December 11, 2013
ADHD Prescriptions for Children Increase 28% in Last 8 Years
Atlanta—More than 3.5 million children in the U.S. are taking medications for attention-deficit/hyperactivity disorder (ADHD), a 28% increase from 2003-2004 to 2011-2012.
That represents 6% of 4- to 17-year-olds, according to the new study led by researchers from the CDC and published recently in the Journal of the American Academy of Child and Adolescent Psychiatry.
By the time American children reach high school age, nearly one in five boys and one in 11 girls have been diagnosed with ADHD by a healthcare provider, according to the study, which was based on parental reports. Overall, 6.4 million children in the U.S.—11% of 4- to 17-year-olds—were reported by their parents to have received an ADHD diagnosis from a healthcare provider, a 42% increase from 2003-04 to 2011-12.
Still, only 69% of children with a current ADHD diagnosis are on medications, according to the report, with those with more severe ADHD most likely to receive prescriptions. While some of those are receiving other treatment, about 18% of the children diagnosed with ADHD received neither medication nor mental health counseling in 2011-2012. One-third of the untreated children were reported to have a moderate or severe form of the condition, the authors write.
“This finding raises concerns about whether these children and their families are receiving needed services,” said Michael C. Lu, MD, MS, MPH, senior administrator at the Health Resources and Service Administration.
Over the last 8 years, an additional two million children were diagnosed with ADHD and an additional one million are taking medications for the condition, the study points out. One reason for the increase, according to the article, is that children are being diagnosed at a younger age, Based on the parent reports, half of children with ADHD were diagnosed by age 6 with those with more severe ADHD being diagnosed earlier, about half of them by age 4.

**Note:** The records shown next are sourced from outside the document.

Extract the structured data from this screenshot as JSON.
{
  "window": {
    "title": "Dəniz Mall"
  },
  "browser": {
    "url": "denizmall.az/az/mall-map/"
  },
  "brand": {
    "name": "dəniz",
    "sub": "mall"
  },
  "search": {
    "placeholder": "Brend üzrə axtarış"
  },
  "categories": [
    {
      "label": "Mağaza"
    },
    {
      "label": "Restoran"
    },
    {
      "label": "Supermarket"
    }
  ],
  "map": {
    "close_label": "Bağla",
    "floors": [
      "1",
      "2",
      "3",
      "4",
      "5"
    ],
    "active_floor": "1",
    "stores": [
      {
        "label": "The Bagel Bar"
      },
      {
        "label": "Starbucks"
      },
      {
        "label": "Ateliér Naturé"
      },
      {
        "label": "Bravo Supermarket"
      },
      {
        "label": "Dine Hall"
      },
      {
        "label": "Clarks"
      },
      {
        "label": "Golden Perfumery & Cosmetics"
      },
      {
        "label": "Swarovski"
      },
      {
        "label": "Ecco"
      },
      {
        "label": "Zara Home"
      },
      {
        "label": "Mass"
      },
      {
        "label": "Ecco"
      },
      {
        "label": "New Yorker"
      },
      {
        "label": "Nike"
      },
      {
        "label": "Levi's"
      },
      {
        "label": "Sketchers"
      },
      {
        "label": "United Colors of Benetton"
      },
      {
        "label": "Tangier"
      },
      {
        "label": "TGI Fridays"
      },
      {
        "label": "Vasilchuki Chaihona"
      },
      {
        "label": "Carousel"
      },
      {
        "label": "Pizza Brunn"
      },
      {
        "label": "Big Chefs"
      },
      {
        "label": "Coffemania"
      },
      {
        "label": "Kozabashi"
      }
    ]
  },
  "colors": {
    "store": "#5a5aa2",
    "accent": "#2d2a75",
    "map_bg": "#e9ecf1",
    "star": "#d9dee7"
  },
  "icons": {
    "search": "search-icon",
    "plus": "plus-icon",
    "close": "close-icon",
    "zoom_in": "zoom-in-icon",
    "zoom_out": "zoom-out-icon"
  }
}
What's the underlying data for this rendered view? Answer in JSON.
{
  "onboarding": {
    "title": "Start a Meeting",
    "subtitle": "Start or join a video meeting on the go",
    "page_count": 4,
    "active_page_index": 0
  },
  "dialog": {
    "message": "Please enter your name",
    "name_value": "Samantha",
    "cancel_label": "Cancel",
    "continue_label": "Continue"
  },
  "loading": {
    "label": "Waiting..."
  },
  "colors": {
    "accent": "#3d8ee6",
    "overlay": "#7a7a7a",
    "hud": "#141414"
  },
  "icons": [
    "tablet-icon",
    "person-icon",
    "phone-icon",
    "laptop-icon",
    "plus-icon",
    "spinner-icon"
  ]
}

The study also notes wide variation across the country in diagnosing and treating ADHD. The percentage of children with a history of an ADHD diagnosis ranges from 15% in Arkansas and Kentucky to 4% in Nevada, the authors report.
The study used data from the 2011-2012 National Survey of Children’s Health to calculate estimates of the number of children in the U.S. ages 4 to 17 that, according to parent reports, had received a diagnosis of ADHD by a healthcare provider and were currently taking medication for ADHD.
The results suggest “an increasing burden of ADHD on the U.S. health care system,” the authors conclude. “Efforts to further understand ADHD diagnostic and treatment patterns are warranted.”
|U.S. Pharmacist Social Connect